What made her so special? First of all it was Suraiya’s indomitable beauty. Born in pre-partition India at Lahore in 1929 , Suraiya Jamal Sheikh made her acting debut as a child in Taj Mahal in 1941. Soon after she also became a playback singer for more senior actresses. But after her launch as a leading lady in Hamari Beti in 1943 Suraiya sang only for herself.
For a while she was neck-to-neck and throat-to-throat with that other singing-star Nurjehan. The two acted in a very successful film Anmol Ghadi together in 1946 where they played rivals in love. Soon after the film directed by Mehboob Khan was released, Nurjahan migrated to Pakistan leaving the coast clear for Suraiya’s uninterrupted run at the top.
Her most prominent role as a singing-star was the historical Mirza Ghalib where Suraiya not only enacted the part of the the Urdu poet Ghalib’s beloved but also got the privilege of singing some of the finest poetry by Ghalib.
The 1950s also saw Suraiya participate in filmdom’s first glamorous romance. Her fondness for the debonair Dev Anand was said to have its roots in his resemblance to the Hollywood Gregory Peck whom Suraiya had met and taken quite shine to. The Indian Gregory Peck, Dev Anand is rumoured to have become enormously fond of Suraiya. The two did several films together, like Jeet and Afsar. Legend has it that Suraiya was forced to fling a ring given to her by Dev Anand into the sea at the say-so of her disciplinarian grandmother.
In the same year as Afsar Suraiya also did the mammoth musical romance Dastaan where she was paired with Raj Kapoor and sang all her songs herself.
Her last film as an actress was the pseudo-historical Rustam Sohrab in 1963 where she co-starred with the mighty Prithviraj Kapoor, father of Raj Kapoor who played her lead in Dastaan.
Life had come a full circle for the actress. Like Vyjanthimala, Suraiya cut loose from celluloid at her prime instead of hovering at the fringes to play supporting roles. She made rare public appearances right until her death, her face immaculately made up with a mask-like imperviousness. Unattached and reclusive Suraiya was the eternal bachelor girl. No one was good enough to marry her.

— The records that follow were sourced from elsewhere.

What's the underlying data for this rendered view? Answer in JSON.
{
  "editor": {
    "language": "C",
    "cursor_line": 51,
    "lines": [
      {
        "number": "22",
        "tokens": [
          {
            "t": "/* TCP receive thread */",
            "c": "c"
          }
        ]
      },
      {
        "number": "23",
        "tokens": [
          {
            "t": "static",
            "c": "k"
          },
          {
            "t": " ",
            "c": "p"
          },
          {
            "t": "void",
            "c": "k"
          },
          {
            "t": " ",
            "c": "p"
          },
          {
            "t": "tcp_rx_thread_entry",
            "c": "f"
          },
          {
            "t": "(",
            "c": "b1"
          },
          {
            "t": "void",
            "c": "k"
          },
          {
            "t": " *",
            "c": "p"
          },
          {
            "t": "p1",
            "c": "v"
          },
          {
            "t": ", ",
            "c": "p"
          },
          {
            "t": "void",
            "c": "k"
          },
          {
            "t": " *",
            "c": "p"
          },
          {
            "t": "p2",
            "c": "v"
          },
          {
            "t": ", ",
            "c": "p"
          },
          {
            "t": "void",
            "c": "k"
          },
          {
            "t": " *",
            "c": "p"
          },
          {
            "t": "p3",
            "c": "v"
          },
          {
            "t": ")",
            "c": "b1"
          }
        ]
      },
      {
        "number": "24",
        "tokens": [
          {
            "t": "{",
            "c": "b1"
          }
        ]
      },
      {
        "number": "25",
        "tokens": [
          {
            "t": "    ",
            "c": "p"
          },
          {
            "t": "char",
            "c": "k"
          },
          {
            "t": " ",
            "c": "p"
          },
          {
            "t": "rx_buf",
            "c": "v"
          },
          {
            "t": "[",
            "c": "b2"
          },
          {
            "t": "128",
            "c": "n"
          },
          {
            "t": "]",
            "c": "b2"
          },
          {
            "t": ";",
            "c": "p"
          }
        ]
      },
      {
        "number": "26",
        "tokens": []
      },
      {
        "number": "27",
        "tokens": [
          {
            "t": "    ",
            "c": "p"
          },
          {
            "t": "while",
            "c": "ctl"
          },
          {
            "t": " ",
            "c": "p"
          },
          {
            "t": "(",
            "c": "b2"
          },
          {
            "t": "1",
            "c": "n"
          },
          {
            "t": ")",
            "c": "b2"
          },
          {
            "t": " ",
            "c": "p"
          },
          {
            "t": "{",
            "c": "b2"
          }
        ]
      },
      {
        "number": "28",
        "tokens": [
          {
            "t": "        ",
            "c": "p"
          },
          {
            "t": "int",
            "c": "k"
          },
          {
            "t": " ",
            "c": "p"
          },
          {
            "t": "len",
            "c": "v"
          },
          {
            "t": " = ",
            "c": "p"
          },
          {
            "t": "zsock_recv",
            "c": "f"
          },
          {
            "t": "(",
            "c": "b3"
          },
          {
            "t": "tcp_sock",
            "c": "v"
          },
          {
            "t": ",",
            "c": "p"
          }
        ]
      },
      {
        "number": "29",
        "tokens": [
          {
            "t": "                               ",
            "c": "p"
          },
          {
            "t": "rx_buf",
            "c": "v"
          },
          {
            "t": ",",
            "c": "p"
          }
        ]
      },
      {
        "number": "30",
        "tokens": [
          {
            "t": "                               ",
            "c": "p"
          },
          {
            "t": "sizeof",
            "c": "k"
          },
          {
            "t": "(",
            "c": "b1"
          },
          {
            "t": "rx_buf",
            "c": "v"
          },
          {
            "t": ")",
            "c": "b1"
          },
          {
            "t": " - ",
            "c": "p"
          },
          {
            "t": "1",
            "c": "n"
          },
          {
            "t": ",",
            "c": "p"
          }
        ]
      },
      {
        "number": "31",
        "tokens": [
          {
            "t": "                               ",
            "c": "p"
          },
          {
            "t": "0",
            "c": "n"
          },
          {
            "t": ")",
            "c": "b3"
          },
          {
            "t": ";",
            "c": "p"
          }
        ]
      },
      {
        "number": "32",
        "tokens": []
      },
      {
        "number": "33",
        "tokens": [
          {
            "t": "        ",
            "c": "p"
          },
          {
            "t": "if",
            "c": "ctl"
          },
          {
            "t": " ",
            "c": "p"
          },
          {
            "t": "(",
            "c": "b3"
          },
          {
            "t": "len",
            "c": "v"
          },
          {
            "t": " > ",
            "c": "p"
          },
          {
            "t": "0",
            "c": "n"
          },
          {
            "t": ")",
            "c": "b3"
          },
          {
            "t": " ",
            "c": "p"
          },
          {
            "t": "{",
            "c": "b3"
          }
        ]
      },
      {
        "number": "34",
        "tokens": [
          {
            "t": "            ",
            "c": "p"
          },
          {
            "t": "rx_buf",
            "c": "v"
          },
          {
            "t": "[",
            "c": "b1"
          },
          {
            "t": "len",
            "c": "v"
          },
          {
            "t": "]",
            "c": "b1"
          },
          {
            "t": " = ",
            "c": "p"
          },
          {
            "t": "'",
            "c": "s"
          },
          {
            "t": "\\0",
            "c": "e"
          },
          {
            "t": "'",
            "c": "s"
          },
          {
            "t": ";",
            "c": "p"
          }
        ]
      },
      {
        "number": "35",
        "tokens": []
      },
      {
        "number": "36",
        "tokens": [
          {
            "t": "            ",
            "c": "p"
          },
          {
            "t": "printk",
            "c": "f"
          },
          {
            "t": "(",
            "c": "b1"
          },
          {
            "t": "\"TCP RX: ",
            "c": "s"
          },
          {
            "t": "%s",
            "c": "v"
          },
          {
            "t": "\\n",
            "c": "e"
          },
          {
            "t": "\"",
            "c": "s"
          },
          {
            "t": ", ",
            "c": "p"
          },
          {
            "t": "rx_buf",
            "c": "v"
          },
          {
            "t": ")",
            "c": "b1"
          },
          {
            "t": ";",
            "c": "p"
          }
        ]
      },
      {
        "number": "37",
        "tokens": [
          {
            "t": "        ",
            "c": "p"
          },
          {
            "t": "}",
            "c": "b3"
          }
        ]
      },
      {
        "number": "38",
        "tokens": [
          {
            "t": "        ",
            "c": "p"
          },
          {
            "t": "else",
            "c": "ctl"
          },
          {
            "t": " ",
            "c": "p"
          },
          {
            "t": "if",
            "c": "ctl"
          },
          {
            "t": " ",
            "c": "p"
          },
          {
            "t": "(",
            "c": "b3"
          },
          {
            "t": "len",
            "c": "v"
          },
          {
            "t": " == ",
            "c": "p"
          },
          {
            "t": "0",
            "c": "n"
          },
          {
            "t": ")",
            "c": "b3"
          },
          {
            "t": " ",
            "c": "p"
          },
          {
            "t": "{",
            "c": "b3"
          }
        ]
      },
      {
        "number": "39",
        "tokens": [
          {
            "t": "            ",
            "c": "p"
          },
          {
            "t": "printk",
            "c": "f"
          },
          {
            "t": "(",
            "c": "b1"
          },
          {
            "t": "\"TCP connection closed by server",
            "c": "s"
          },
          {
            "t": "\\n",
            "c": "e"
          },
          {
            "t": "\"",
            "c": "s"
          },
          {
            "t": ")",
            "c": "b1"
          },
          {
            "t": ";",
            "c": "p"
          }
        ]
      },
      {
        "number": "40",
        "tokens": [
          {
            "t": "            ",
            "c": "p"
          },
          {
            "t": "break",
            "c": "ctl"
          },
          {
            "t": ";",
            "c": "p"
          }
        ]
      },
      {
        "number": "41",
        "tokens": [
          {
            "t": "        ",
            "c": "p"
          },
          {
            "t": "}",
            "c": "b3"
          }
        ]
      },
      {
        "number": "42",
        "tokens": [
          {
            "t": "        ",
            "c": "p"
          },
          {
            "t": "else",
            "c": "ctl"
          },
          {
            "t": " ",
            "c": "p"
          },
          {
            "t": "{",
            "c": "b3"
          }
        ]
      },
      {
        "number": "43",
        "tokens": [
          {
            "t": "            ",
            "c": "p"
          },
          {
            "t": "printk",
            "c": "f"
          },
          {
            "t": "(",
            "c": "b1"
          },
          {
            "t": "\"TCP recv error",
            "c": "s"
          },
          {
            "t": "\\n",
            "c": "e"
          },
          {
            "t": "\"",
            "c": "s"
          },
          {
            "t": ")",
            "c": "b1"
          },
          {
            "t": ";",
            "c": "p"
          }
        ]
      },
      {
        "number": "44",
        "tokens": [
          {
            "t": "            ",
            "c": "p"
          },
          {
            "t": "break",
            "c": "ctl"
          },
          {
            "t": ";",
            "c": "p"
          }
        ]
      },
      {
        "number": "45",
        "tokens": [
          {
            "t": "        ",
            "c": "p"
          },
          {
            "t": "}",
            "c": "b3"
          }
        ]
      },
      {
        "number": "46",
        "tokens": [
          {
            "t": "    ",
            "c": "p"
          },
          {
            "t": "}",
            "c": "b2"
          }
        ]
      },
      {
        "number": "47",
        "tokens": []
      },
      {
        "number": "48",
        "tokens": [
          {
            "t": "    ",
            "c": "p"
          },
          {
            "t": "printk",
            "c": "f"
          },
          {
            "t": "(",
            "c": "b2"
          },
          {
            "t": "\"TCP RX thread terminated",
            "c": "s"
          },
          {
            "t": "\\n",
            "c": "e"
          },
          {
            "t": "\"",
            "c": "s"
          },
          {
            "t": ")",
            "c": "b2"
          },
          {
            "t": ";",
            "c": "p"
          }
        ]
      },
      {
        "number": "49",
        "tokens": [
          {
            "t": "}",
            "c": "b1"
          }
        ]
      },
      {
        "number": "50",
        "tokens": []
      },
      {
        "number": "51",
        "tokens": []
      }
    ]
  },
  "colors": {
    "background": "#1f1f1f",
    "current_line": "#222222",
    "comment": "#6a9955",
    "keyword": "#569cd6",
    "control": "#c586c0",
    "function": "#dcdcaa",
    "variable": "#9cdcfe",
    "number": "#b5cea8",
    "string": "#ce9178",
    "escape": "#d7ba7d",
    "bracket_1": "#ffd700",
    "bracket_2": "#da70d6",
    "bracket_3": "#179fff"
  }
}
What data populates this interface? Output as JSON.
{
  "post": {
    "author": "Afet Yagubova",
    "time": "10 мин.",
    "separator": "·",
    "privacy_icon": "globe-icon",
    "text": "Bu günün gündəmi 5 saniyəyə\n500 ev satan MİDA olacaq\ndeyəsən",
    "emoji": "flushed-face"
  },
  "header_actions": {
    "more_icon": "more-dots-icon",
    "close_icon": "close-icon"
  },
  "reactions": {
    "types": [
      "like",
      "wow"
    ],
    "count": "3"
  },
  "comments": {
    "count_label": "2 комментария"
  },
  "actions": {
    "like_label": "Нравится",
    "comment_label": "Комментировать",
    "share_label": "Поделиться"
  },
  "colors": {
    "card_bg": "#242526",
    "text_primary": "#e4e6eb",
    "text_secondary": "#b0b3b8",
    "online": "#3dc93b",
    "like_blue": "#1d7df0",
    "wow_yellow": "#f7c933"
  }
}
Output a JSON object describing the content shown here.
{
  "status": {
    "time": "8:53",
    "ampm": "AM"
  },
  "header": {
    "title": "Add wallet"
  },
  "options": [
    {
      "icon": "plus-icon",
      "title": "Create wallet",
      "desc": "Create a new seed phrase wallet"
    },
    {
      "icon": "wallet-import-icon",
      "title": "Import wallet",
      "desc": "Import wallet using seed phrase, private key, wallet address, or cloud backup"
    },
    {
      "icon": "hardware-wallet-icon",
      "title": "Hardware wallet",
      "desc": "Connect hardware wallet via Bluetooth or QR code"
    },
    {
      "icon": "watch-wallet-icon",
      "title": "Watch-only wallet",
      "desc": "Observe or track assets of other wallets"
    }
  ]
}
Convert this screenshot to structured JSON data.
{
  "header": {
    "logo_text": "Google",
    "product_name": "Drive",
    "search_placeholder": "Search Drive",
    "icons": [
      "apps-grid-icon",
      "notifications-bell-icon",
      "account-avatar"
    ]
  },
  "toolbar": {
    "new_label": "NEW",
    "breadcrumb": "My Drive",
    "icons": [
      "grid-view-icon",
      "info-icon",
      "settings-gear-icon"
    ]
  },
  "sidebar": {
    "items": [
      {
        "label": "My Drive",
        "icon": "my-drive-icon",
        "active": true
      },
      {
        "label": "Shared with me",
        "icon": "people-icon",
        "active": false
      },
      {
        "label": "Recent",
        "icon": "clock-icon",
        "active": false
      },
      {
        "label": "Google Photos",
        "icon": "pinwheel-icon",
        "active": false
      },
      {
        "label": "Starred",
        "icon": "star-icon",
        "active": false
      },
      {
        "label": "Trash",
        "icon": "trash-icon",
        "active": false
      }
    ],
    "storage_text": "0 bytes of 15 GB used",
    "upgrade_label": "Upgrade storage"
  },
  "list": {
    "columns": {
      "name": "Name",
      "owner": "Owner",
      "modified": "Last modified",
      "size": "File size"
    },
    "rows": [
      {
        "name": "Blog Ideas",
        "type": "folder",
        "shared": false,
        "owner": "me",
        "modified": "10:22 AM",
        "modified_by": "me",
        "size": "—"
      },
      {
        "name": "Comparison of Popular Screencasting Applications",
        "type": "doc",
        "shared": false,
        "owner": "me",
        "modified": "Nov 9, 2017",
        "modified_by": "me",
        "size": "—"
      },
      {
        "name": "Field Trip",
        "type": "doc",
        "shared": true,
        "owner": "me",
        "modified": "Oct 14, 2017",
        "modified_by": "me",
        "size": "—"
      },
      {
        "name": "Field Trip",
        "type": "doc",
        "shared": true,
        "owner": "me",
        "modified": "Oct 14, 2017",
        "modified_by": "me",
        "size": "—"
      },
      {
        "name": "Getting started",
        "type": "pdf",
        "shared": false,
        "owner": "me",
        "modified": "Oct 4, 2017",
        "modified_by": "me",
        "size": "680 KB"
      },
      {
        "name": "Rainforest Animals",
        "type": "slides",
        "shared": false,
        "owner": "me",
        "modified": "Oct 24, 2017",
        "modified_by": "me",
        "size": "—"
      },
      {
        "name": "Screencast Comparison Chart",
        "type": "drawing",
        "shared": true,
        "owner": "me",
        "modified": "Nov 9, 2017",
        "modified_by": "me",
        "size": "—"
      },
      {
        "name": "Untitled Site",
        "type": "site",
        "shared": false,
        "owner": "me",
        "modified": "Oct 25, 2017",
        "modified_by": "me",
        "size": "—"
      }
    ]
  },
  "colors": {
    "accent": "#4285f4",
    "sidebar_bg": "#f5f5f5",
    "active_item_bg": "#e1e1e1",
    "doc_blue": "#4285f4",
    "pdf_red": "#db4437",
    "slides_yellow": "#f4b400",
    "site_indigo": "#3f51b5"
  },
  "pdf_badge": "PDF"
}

Though she shunned the limelight Suraiya remained the consummate star to the end. As an actress she didn’t achieve the acme of stardom. But her songs like Tere naino ne chori kiya and Tu mera chand will continue to reverberate across the universe.